A satisfying, not overly neat, conclusion,
This review is from: Her Last Death: A Memoir (Hardcover)
Susanna Sonnenberg led a luxurious life as a child of privilege. When she was three years old, Bob Dylan lived next door. Susanna's parents divorced, and she moved to a deluxe New York hotel with mother Daphne and sister Penelope. Daphne drove a taxi, often bringing along her daughters in order to get bigger tips from fares. She began to date, was charismatic and popular, and had fabulous stories to tell, some of which were probably true.
Daphne took six-year-old Susanna, along with Penelope, on a trip across the country. Along the way, she confided that she had stolen coats, sleeping bags and jewelry for their trip. She also told Susanna that she had leukemia and that she only had a few months to live. Susanna, horrified and sad, asked what would become of herself and Penelope after Daphne died. Daphne brushed off the question, telling her daughter that there was a good side to being terminal --- such as being able to charge anything on credit cards but never having to deal with the bills.
When the trio returned to New York, Daphne informed Susanna that she didn't have leukemia after all; the hospital had mixed up patient charts. This just proved to be one of many of Daphne's uncountable, manipulative falsehoods. Meanwhile, Daphne seduces a married neighbor, Colin, but takes the girls on a vacation with Colin's best friend, Hugh.
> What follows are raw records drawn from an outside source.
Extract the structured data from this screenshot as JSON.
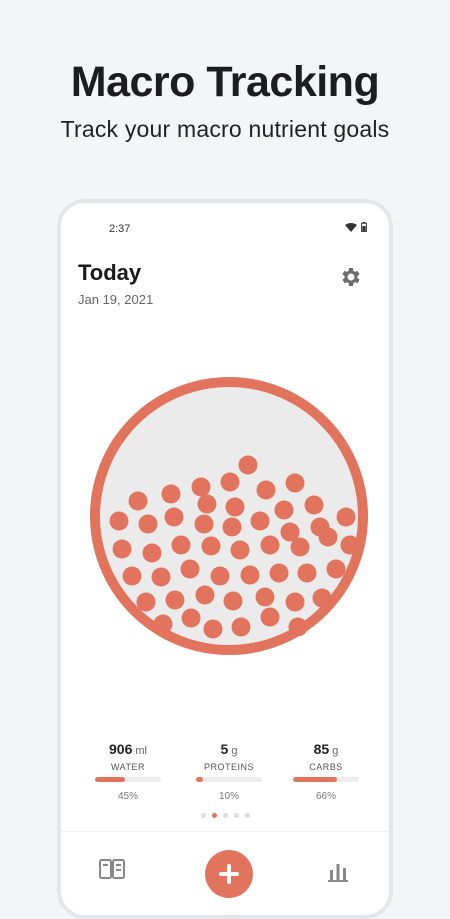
{
  "promo": {
    "title": "Macro Tracking",
    "subtitle": "Track your macro nutrient goals"
  },
  "status_bar": {
    "time": "2:37",
    "icons": [
      "wifi-icon",
      "battery-icon"
    ]
  },
  "header": {
    "title": "Today",
    "date": "Jan 19, 2021",
    "settings_icon": "gear-icon"
  },
  "macros": [
    {
      "value": "906",
      "unit": "ml",
      "label": "WATER",
      "percent_text": "45%",
      "progress": 0.45
    },
    {
      "value": "5",
      "unit": "g",
      "label": "PROTEINS",
      "percent_text": "10%",
      "progress": 0.1
    },
    {
      "value": "85",
      "unit": "g",
      "label": "CARBS",
      "percent_text": "66%",
      "progress": 0.66
    }
  ],
  "pager": {
    "pages": 5,
    "active": 1
  },
  "tab_bar": {
    "left_icon": "book-icon",
    "center_icon": "plus-icon",
    "right_icon": "bar-chart-icon"
  },
  "colors": {
    "accent": "#e2745d",
    "bowl_fill": "#ebebeb",
    "text_dark": "#1a1a1a"
  }
}
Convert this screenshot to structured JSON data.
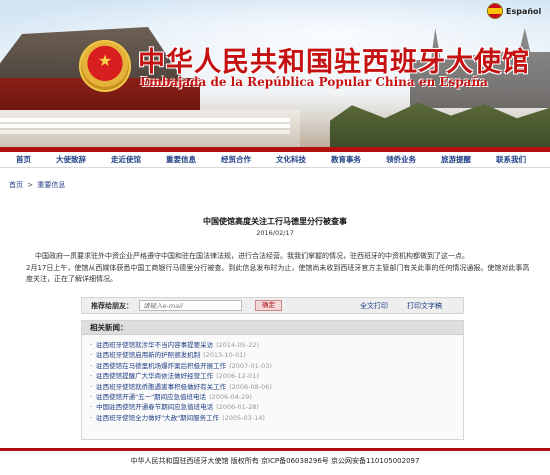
{
  "header": {
    "title_cn": "中华人民共和国驻西班牙大使馆",
    "title_es": "Embajada de la República Popular China en España",
    "language_link": "Español"
  },
  "nav": {
    "items": [
      "首页",
      "大使致辞",
      "走近使馆",
      "重要信息",
      "经贸合作",
      "文化科技",
      "教育事务",
      "领侨业务",
      "旅游提醒",
      "联系我们"
    ]
  },
  "breadcrumb": {
    "home": "首页",
    "separator": ">",
    "current": "重要信息"
  },
  "article": {
    "title": "中国使馆高度关注工行马德里分行被查事",
    "date": "2016/02/17",
    "paragraphs": [
      "中国政府一贯要求驻外中资企业严格遵守中国和驻在国法律法规，进行合法经营。我我们掌握的情况，驻西班牙的中资机构都做到了这一点。",
      "2月17日上午，使馆从西媒体获悉中国工商银行马德里分行被查。到此信息发布时为止，使馆尚未收到西班牙官方主管部门有关此事的任何情况通报。使馆对此事高度关注，正在了解详细情况。"
    ]
  },
  "share": {
    "label": "推荐给朋友：",
    "email_placeholder": "请输入e-mail",
    "ok_button": "确定",
    "print_full": "全文打印",
    "print_text": "打印文字稿"
  },
  "related": {
    "heading": "相关新闻：",
    "items": [
      {
        "title": "驻西班牙使馆就涉华不当内容事提要采访",
        "date": "(2014-05-22)"
      },
      {
        "title": "驻西班牙使馆启用新的护照颁发机制",
        "date": "(2013-10-01)"
      },
      {
        "title": "驻西使馆在马德里机场爆炸案后积极开展工作",
        "date": "(2007-01-03)"
      },
      {
        "title": "驻西使馆提醒广大华商依法做好经营工作",
        "date": "(2006-12-01)"
      },
      {
        "title": "驻西班牙使馆就侨胞遇害事积极做好有关工作",
        "date": "(2006-08-06)"
      },
      {
        "title": "驻西使馆开通\"五一\"期间应急值班电话",
        "date": "(2006-04-29)"
      },
      {
        "title": "中国驻西使馆开通春节期间应急值班电话",
        "date": "(2006-01-28)"
      },
      {
        "title": "驻西班牙使馆全力做好\"大赦\"期间服务工作",
        "date": "(2005-03-14)"
      }
    ]
  },
  "footer": {
    "text": "中华人民共和国驻西班牙大使馆 版权所有 京ICP备06038296号 京公网安备110105002097"
  },
  "colors": {
    "accent_red": "#b30f0f",
    "link_blue": "#1f3f86"
  }
}
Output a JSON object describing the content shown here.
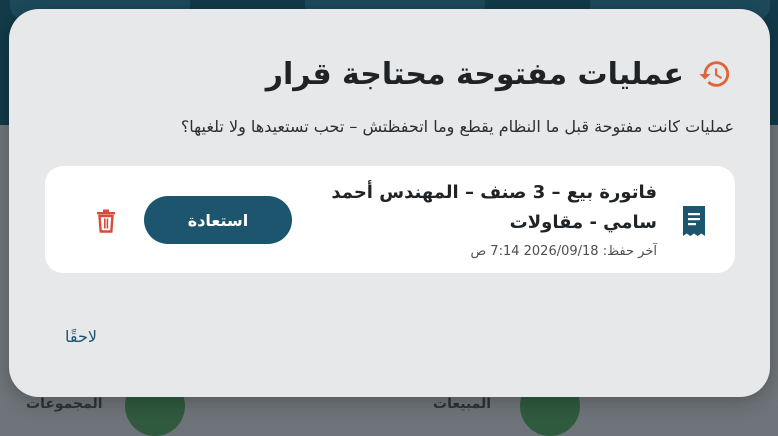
{
  "dialog": {
    "title": "عمليات مفتوحة محتاجة قرار",
    "subtitle": "عمليات كانت مفتوحة قبل ما النظام يقطع وما اتحفظتش – تحب تستعيدها ولا تلغيها؟",
    "later_label": "لاحقًا"
  },
  "operations": [
    {
      "title": "فاتورة بيع – 3 صنف – المهندس أحمد سامي - مقاولات",
      "last_saved": "آخر حفظ: 2026/09/18 7:14 ص",
      "restore_label": "استعادة"
    }
  ],
  "background": {
    "label_left": "المجموعات",
    "label_right": "المبيعات"
  },
  "colors": {
    "accent": "#1d556e",
    "history_icon": "#e0643a",
    "delete_icon": "#d84a3a"
  },
  "icons": {
    "title": "history-icon",
    "card": "receipt-icon",
    "delete": "trash-icon"
  }
}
Although Susanna yearns to be closer to her father, Nat, he is emotionally distant with his daughters, suggesting they call him by his first name. Nat suffers the early stages of multiple sclerosis but manages to take the girls to cultural events. At one point, Susanna accompanies him to see Orson Welles films. He sternly tells his daughter not to speak until the movie has ended. As Nat watches the film, a man sits by Susanna, stroking her thigh. Afterward, when Susanna reveals to her father what happened, he simply tells her what to say next time: "Take your hands off me!" Nat considers the problem solved, but Susanna is sad that he doesn't act outraged or try to find her molester.
As Susanna grows older, her mother's erratic behavior escalates. She abuses Susanna physically and emotionally, but these episodes are followed by interludes of irresistible magnetic charm. Yet Susanna grows wary and then warier as her mother seduces her boyfriend, abuses drugs and constantly lies. Susanna's own behavior, particularly with men, begins to mirror her mother's. If "as the twig is bent, so grows the tree" is a true saying, then how can Susanna ever learn to find honest love and live an honorable life?
HER LAST DEATH is in many ways an unsettling read, partly because of the matter-of-fact tone in which Sonnenberg relates her mother's manipulation and abuses. It is also a page-turner, as the reader hopes for resolution, healing and resurrection for the author, who leaves us with a satisfying, not overly neat, conclusion.
--- Reviewed by Terry Miller Shannon [...]